Hrishida always peopled his films with interesting supporting actors who are supportive to the main leads and gave them memorable cameos -- Lalita Pawar was unforgettable as the benevolent Mrs D'Sa in Anadi, Shashikala and David were Sharmila's fiercely protective wellwishers in Anupama. Seema was Rajesh Khanna's compassionate sister in Anand. Asrani was Amitabh's peace-making secretary in Abhimaan. And in Guddi, Utpal Dutt played Jaya's caring but scheming uncle, which kick-started his memorable career in Hindi films.
Image: Dharmendra and Jaya Bhaduri in Guddi
While Jaya Bhaduri's character in Guddi seemed enchantingly close-to-life, Abhimaan still sparks debate -- does it mirror the status of her relationship with Amitabh Bachchan in the early years of their marriage?
In Abhimaan, Hrishida makes an astute observation of the ego problems which rise when a married couple is in the same profession... especially when the wife becomes more successful than the husband. Hrishida delves into the workings of the fragile male ego. Aided by Amitabh's smoulderingly intense performance, he reveals how it can shatter even the man's most loving relationship.

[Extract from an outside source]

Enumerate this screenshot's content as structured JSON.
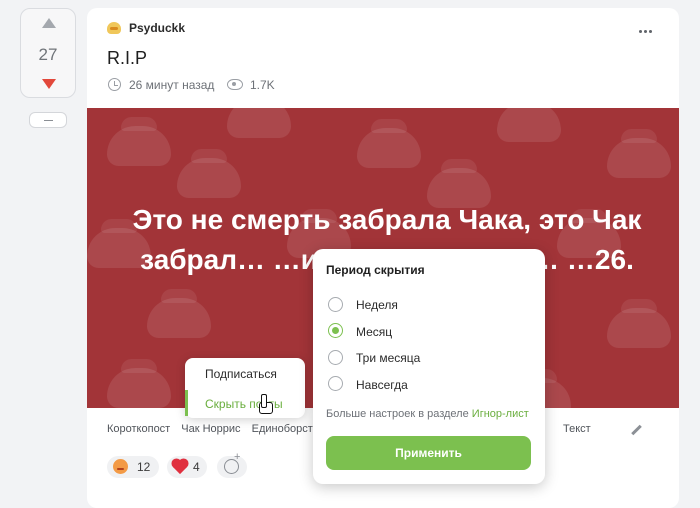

Hrishida does not adhere to any strict 'isms' in Abhimaan; but follows a humanistic view of a troubled marriage. The wife is willing to make umpteen sacrifices for her marriage. But when she loses her baby and subsequently her interest in life and music, the husband does come to terms with his pettiness and, in a heart-wrenching climatic song, exhorts her to sing in public.
Embellishing his film with a great score by S D Burman, Abhimaan suggests Mukherji's belief in the primacy of relationships over all else.
Image: Jaya and Amitabh Bachchan in Abhimaan
In the late 1970s, Hrishida enthralled audiences with quite a few comedies -- Chupke Chupke, Golmaal and Khubsoorat.
Khubsoorat is a sparkling comedy, both genial and literate. But amidst the froth and frolic, Hrishida also slips in a subtly introduced message on the often conflicting roles of discipline and freedom in life. The redoubtable Dina Pathak plays the matriarch of a household who, like Queen Victoria, is not often amused. The battle lines are drawn when her daughter-in-law's sister (played with verve by Rekha) incites her family to rebellion. But finally, neither proves to be the victor.
In the film, Hrishida seems to advocate the keeping of a fine balance between merriment and regulation. This sense of balance is what served him best in his films -- they were not too arty to alienate the masses and they were insightful enough to please the critics.
Rekha's exuberant Khubsoorat persona found an echo in Hrishida's Jhoothi subsequently but the filmmaker's latter movies were not a patch on his classics. After receiving the Padma Vibhushan and the Dadasaheb Phalke Award, Hrishida was content to rest, having left behind a virtual El Dorado for Hindi film lovers.
Image: Rekha and Rakesh Roshan in Khubsoorat